The question before us is whether, as the courts below held, this kind of evidence of industry custom and practice may be introduced in a strict products liability action. The answer depends on the purpose for which the evidence is offered. Evidence that a manufacturer’s design conforms with industry custom and practice is not relevant, and therefore not admissible, to show that the manufacturer acted reasonably in adopting a challenged design and therefore cannot be held liable; under strict products liability law, a product may contain precisely the same safety features as other products on the market and still be defective. But even though evidence of industry custom and practice cannot be dispositive of the issue, it may nevertheless be relevant to the strict products liability inquiry, including the jury’s evaluation of whether the product is as safely designed as it should be, considering the feasibility and cost of alternative designs. Because the evidence in this case was properly admitted for that limited purpose, we affirm the judgment of the Court of Appeal."

Beautiful, eh?

Now, the observant amongst you will notice that I said that these two paragraphs "ostensibly" tell you everything you need to know.  Justice Dato, sitting by assignment from the 4/1 (and until recently a Superior Court judge down here in San Diego), files a concurring opinion -- joined by Justice Liu -- that focuses precisely on that caveat.  He says:

"The answer you receive often depends on how you ask the question.
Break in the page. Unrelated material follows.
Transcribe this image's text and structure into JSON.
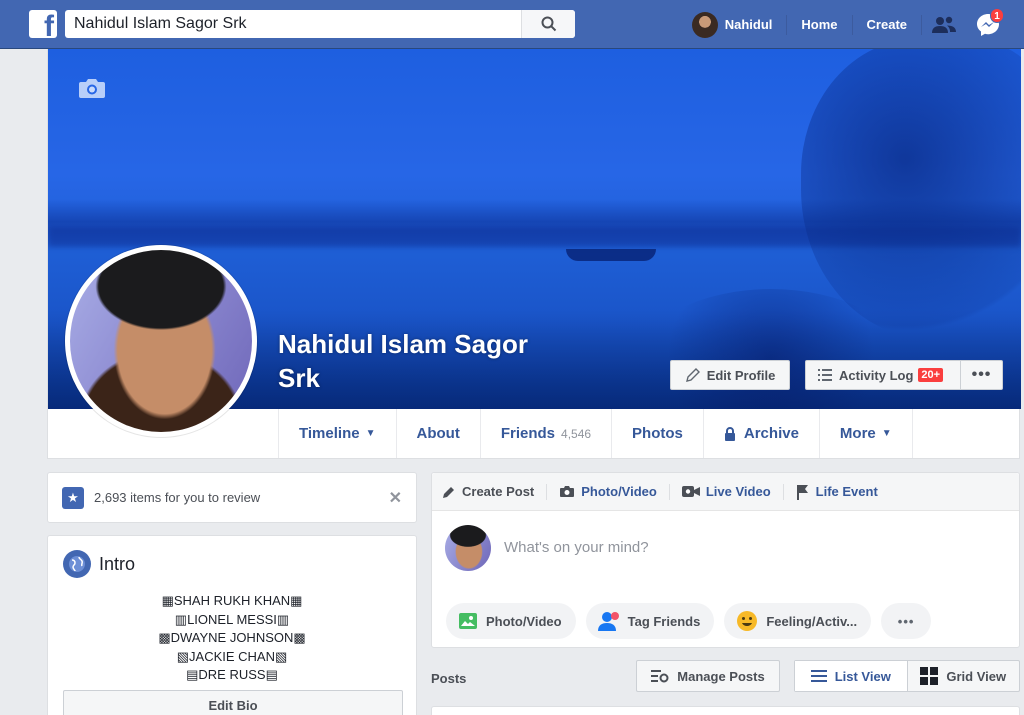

Here, the majority opinion broadly frames the issue before the court as whether industry custom-and-practice evidence may be introduced in a strict products liability action. The answer, we learn, “depends on the purpose for which the evidence is offered.” (Maj. opn. ante, at pp. 1−2.) As a statement of principle, this conclusion is unassailable, if a bit opaque. The devil is in the details, and the critical question becomes for what purposes is such evidence admissible, and for what purposes is it not?"

The rest of the concurrence then goes on to discuss those pesky details, and the way the two camps frame the inquiry is (not surprisingly) a bit different.

The end result is nonetheless clear.  This stuff is admissible in a ton of cases.  It'll just require a limiting instruction, as well as care to make sure it's in fact relevant to the defenses the parties have actually made.  (Though I'll also promise you that the defendant in these cases will invariably assert a defense that makes this stuff relevant.  'Cause they'll -- smartly -- be desperate to get this evidence in.  Instruction or no.)